What to do if you think things will slow down
I wrote recently about how the money will keep flowing into venture capital, perhaps diluting good returns before they happen. If you are an entrepreneur, what should you do in this environment, particularly if you believe that an economic slowdown is coming, too?
First, resist the temptation to 'lower the bar' and pursue a sub-par opportunity because capital is available. Although it is always nice to draw a salary, most entrepreneurs really want to make a difference and start something that has the chance to be big. A 'me-too' opportunity has less of a chance of that. So, be honest with yourself during your own diligence on a new opportunity. Of course, as the entrepreneur, you have to love your new idea. But, is it defensible against inevitable competition? Can you be capital efficient? Can revenues grow faster than expenses? Does the business model fit well into the market environment?
Second, if the projected glut of capital occurs, raise money even if you don't need it. It is a very rare CEO who says after a successful exit, "I should have raised less money." Having financial reserves before a downturn is a fantastic advantage.

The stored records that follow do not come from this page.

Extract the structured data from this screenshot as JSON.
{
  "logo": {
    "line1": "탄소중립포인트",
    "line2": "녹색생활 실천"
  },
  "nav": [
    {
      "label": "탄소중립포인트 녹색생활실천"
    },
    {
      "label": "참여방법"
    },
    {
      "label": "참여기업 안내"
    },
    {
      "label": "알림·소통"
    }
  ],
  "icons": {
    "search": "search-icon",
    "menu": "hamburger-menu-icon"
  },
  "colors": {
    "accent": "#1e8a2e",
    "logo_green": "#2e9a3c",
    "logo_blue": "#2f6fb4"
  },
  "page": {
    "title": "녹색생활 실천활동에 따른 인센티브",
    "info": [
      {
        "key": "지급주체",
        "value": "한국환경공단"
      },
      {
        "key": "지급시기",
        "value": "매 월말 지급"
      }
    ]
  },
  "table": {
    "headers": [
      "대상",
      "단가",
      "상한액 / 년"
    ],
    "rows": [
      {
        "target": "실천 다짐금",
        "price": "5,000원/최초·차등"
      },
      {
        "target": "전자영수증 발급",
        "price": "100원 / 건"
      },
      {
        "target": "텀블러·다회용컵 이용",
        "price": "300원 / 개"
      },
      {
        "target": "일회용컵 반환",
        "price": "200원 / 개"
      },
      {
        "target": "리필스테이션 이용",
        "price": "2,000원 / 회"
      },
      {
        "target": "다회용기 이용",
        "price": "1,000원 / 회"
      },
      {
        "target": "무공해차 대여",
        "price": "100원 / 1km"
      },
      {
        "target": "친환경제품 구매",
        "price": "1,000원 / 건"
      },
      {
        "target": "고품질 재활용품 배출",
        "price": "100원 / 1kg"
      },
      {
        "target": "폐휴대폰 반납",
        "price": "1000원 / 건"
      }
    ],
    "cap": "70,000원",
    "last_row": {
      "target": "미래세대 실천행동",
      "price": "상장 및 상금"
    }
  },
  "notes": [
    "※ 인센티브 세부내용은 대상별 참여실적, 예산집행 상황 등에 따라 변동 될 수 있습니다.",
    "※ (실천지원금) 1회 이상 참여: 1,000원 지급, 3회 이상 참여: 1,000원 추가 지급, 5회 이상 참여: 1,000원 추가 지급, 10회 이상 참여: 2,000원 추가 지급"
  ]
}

Third, don't mix-up raising money with spending money. If you can convince your investors to invest money without you having to spend it too quickly, you are in good shape. I think that being tight with spending gets embedded in a company's make-up. If you start off being cheap, it will be easier to stay that way. Of course, as a company gets big and profitable, it can and should spend more money. But, efficiency should always be the watchword. There is never a company size that makes it OK to waste capital.
Fourth, keep your workforce as variable as possible. These days you can buy so much as a service. Only hire the core people you need. What would your company look like if you had to cut expenses? Try not to commit to more than that as permanent staff. Beyond that, you can hire outside services, contractors, etc. If you have to cut these back in the wake of a downturn, it won't feel anywhere near as bad as a layoff does. This is a fine line to walk, but worth doing.
Fifth, if things get bad, there will be competitors and complementary companies that will fold. See if you can use your common stock to pick up some technologies and people that add on to your company. Although this is a bit dilutive for you and your investors, if you can pick up something valuable at a fraction of what it would cost you to develop it yourself, then you are investing your equity wisely. Most of the technology from companies that wind down ends up rotting on a shelf somewhere, so use your strong negotiating skills to avoid overpaying.
I'd be interested in other ideas that people have on this. Please post some comments with additional thoughts.